Task description: Could you retype every record below exactly as it appears?

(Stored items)
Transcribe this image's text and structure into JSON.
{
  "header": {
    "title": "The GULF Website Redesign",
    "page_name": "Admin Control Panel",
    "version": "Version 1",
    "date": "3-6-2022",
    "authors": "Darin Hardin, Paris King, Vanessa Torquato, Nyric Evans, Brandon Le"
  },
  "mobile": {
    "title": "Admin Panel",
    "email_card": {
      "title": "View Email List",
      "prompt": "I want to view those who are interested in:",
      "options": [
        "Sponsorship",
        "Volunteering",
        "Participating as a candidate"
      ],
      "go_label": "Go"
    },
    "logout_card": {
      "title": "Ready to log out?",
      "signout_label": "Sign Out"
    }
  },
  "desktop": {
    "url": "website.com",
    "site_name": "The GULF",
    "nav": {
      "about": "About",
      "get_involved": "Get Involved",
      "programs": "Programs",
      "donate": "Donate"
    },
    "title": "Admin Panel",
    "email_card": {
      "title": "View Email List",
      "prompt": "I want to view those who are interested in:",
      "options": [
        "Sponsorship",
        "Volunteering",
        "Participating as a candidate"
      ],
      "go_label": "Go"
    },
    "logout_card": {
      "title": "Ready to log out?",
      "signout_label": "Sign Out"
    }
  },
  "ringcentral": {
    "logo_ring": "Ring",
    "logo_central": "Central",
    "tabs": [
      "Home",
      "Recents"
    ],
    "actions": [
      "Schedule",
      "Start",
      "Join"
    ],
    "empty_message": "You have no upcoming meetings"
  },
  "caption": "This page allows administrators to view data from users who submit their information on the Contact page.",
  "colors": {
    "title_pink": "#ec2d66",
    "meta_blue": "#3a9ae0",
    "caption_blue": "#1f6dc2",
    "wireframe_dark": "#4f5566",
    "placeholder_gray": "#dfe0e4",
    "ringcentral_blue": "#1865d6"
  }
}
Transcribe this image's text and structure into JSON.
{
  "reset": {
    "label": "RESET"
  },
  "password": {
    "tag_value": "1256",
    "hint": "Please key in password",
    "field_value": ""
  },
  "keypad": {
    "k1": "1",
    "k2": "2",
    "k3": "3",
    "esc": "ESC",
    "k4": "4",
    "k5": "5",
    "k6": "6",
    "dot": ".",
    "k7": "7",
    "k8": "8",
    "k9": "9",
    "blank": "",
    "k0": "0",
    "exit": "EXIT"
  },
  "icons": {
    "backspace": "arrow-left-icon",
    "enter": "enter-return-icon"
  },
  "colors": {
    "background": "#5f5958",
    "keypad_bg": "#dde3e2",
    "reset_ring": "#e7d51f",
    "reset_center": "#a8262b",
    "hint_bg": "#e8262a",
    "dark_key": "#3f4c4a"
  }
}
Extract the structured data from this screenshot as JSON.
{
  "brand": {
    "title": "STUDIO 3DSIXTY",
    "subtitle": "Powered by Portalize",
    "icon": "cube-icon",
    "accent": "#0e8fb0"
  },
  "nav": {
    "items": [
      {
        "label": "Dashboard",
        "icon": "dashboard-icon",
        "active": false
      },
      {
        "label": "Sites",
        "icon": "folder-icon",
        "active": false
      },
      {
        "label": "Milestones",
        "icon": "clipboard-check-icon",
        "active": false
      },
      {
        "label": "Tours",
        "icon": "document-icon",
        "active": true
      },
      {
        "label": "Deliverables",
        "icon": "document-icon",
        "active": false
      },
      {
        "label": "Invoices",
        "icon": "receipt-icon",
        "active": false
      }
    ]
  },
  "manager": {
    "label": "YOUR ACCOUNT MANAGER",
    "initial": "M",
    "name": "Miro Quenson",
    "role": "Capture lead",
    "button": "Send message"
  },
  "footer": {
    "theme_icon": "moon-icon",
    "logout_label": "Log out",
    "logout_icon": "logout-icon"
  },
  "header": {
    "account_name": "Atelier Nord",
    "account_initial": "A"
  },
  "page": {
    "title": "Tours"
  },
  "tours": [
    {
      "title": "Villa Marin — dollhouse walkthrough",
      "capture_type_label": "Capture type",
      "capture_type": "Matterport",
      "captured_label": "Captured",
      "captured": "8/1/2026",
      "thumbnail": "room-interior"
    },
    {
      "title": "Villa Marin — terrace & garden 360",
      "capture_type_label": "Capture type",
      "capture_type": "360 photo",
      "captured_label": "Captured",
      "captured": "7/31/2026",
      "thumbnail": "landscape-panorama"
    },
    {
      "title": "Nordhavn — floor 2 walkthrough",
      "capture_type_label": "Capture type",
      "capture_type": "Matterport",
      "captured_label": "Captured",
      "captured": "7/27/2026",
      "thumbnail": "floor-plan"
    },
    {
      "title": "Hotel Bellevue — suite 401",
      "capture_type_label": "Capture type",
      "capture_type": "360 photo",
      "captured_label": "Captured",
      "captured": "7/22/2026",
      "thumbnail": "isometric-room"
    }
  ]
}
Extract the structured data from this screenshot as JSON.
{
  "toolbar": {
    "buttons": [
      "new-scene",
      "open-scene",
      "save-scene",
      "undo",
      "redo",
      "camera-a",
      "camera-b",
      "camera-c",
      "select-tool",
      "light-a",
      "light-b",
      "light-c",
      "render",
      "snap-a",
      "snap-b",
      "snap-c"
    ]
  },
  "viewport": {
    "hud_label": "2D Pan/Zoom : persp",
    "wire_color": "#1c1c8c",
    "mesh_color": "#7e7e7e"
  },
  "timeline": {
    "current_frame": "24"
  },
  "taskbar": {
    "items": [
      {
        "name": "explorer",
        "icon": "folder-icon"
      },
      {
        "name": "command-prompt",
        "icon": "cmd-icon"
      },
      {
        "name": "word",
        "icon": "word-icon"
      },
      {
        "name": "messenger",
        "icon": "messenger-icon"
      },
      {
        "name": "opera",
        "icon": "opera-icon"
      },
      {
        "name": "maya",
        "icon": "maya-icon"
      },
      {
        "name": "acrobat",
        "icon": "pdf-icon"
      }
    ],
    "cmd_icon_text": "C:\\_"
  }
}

Result for this exercise:
Transcribe this image's text and structure into JSON.
{
  "header": {
    "title": "The GULF Website Redesign",
    "page_name": "Admin Control Panel",
    "version": "Version 1",
    "date": "3-6-2022",
    "authors": "Darin Hardin, Paris King, Vanessa Torquato, Nyric Evans, Brandon Le"
  },
  "mobile": {
    "title": "Admin Panel",
    "email_card": {
      "title": "View Email List",
      "prompt": "I want to view those who are interested in:",
      "options": [
        "Sponsorship",
        "Volunteering",
        "Participating as a candidate"
      ],
      "go_label": "Go"
    },
    "logout_card": {
      "title": "Ready to log out?",
      "signout_label": "Sign Out"
    }
  },
  "desktop": {
    "url": "website.com",
    "site_name": "The GULF",
    "nav": {
      "about": "About",
      "get_involved": "Get Involved",
      "programs": "Programs",
      "donate": "Donate"
    },
    "title": "Admin Panel",
    "email_card": {
      "title": "View Email List",
      "prompt": "I want to view those who are interested in:",
      "options": [
        "Sponsorship",
        "Volunteering",
        "Participating as a candidate"
      ],
      "go_label": "Go"
    },
    "logout_card": {
      "title": "Ready to log out?",
      "signout_label": "Sign Out"
    }
  },
  "ringcentral": {
    "logo_ring": "Ring",
    "logo_central": "Central",
    "tabs": [
      "Home",
      "Recents"
    ],
    "actions": [
      "Schedule",
      "Start",
      "Join"
    ],
    "empty_message": "You have no upcoming meetings"
  },
  "caption": "This page allows administrators to view data from users who submit their information on the Contact page.",
  "colors": {
    "title_pink": "#ec2d66",
    "meta_blue": "#3a9ae0",
    "caption_blue": "#1f6dc2",
    "wireframe_dark": "#4f5566",
    "placeholder_gray": "#dfe0e4",
    "ringcentral_blue": "#1865d6"
  }
}
Transcribe this image's text and structure into JSON.
{
  "reset": {
    "label": "RESET"
  },
  "password": {
    "tag_value": "1256",
    "hint": "Please key in password",
    "field_value": ""
  },
  "keypad": {
    "k1": "1",
    "k2": "2",
    "k3": "3",
    "esc": "ESC",
    "k4": "4",
    "k5": "5",
    "k6": "6",
    "dot": ".",
    "k7": "7",
    "k8": "8",
    "k9": "9",
    "blank": "",
    "k0": "0",
    "exit": "EXIT"
  },
  "icons": {
    "backspace": "arrow-left-icon",
    "enter": "enter-return-icon"
  },
  "colors": {
    "background": "#5f5958",
    "keypad_bg": "#dde3e2",
    "reset_ring": "#e7d51f",
    "reset_center": "#a8262b",
    "hint_bg": "#e8262a",
    "dark_key": "#3f4c4a"
  }
}
Extract the structured data from this screenshot as JSON.
{
  "brand": {
    "title": "STUDIO 3DSIXTY",
    "subtitle": "Powered by Portalize",
    "icon": "cube-icon",
    "accent": "#0e8fb0"
  },
  "nav": {
    "items": [
      {
        "label": "Dashboard",
        "icon": "dashboard-icon",
        "active": false
      },
      {
        "label": "Sites",
        "icon": "folder-icon",
        "active": false
      },
      {
        "label": "Milestones",
        "icon": "clipboard-check-icon",
        "active": false
      },
      {
        "label": "Tours",
        "icon": "document-icon",
        "active": true
      },
      {
        "label": "Deliverables",
        "icon": "document-icon",
        "active": false
      },
      {
        "label": "Invoices",
        "icon": "receipt-icon",
        "active": false
      }
    ]
  },
  "manager": {
    "label": "YOUR ACCOUNT MANAGER",
    "initial": "M",
    "name": "Miro Quenson",
    "role": "Capture lead",
    "button": "Send message"
  },
  "footer": {
    "theme_icon": "moon-icon",
    "logout_label": "Log out",
    "logout_icon": "logout-icon"
  },
  "header": {
    "account_name": "Atelier Nord",
    "account_initial": "A"
  },
  "page": {
    "title": "Tours"
  },
  "tours": [
    {
      "title": "Villa Marin — dollhouse walkthrough",
      "capture_type_label": "Capture type",
      "capture_type": "Matterport",
      "captured_label": "Captured",
      "captured": "8/1/2026",
      "thumbnail": "room-interior"
    },
    {
      "title": "Villa Marin — terrace & garden 360",
      "capture_type_label": "Capture type",
      "capture_type": "360 photo",
      "captured_label": "Captured",
      "captured": "7/31/2026",
      "thumbnail": "landscape-panorama"
    },
    {
      "title": "Nordhavn — floor 2 walkthrough",
      "capture_type_label": "Capture type",
      "capture_type": "Matterport",
      "captured_label": "Captured",
      "captured": "7/27/2026",
      "thumbnail": "floor-plan"
    },
    {
      "title": "Hotel Bellevue — suite 401",
      "capture_type_label": "Capture type",
      "capture_type": "360 photo",
      "captured_label": "Captured",
      "captured": "7/22/2026",
      "thumbnail": "isometric-room"
    }
  ]
}
Extract the structured data from this screenshot as JSON.
{
  "toolbar": {
    "buttons": [
      "new-scene",
      "open-scene",
      "save-scene",
      "undo",
      "redo",
      "camera-a",
      "camera-b",
      "camera-c",
      "select-tool",
      "light-a",
      "light-b",
      "light-c",
      "render",
      "snap-a",
      "snap-b",
      "snap-c"
    ]
  },
  "viewport": {
    "hud_label": "2D Pan/Zoom : persp",
    "wire_color": "#1c1c8c",
    "mesh_color": "#7e7e7e"
  },
  "timeline": {
    "current_frame": "24"
  },
  "taskbar": {
    "items": [
      {
        "name": "explorer",
        "icon": "folder-icon"
      },
      {
        "name": "command-prompt",
        "icon": "cmd-icon"
      },
      {
        "name": "word",
        "icon": "word-icon"
      },
      {
        "name": "messenger",
        "icon": "messenger-icon"
      },
      {
        "name": "opera",
        "icon": "opera-icon"
      },
      {
        "name": "maya",
        "icon": "maya-icon"
      },
      {
        "name": "acrobat",
        "icon": "pdf-icon"
      }
    ],
    "cmd_icon_text": "C:\\_"
  }
}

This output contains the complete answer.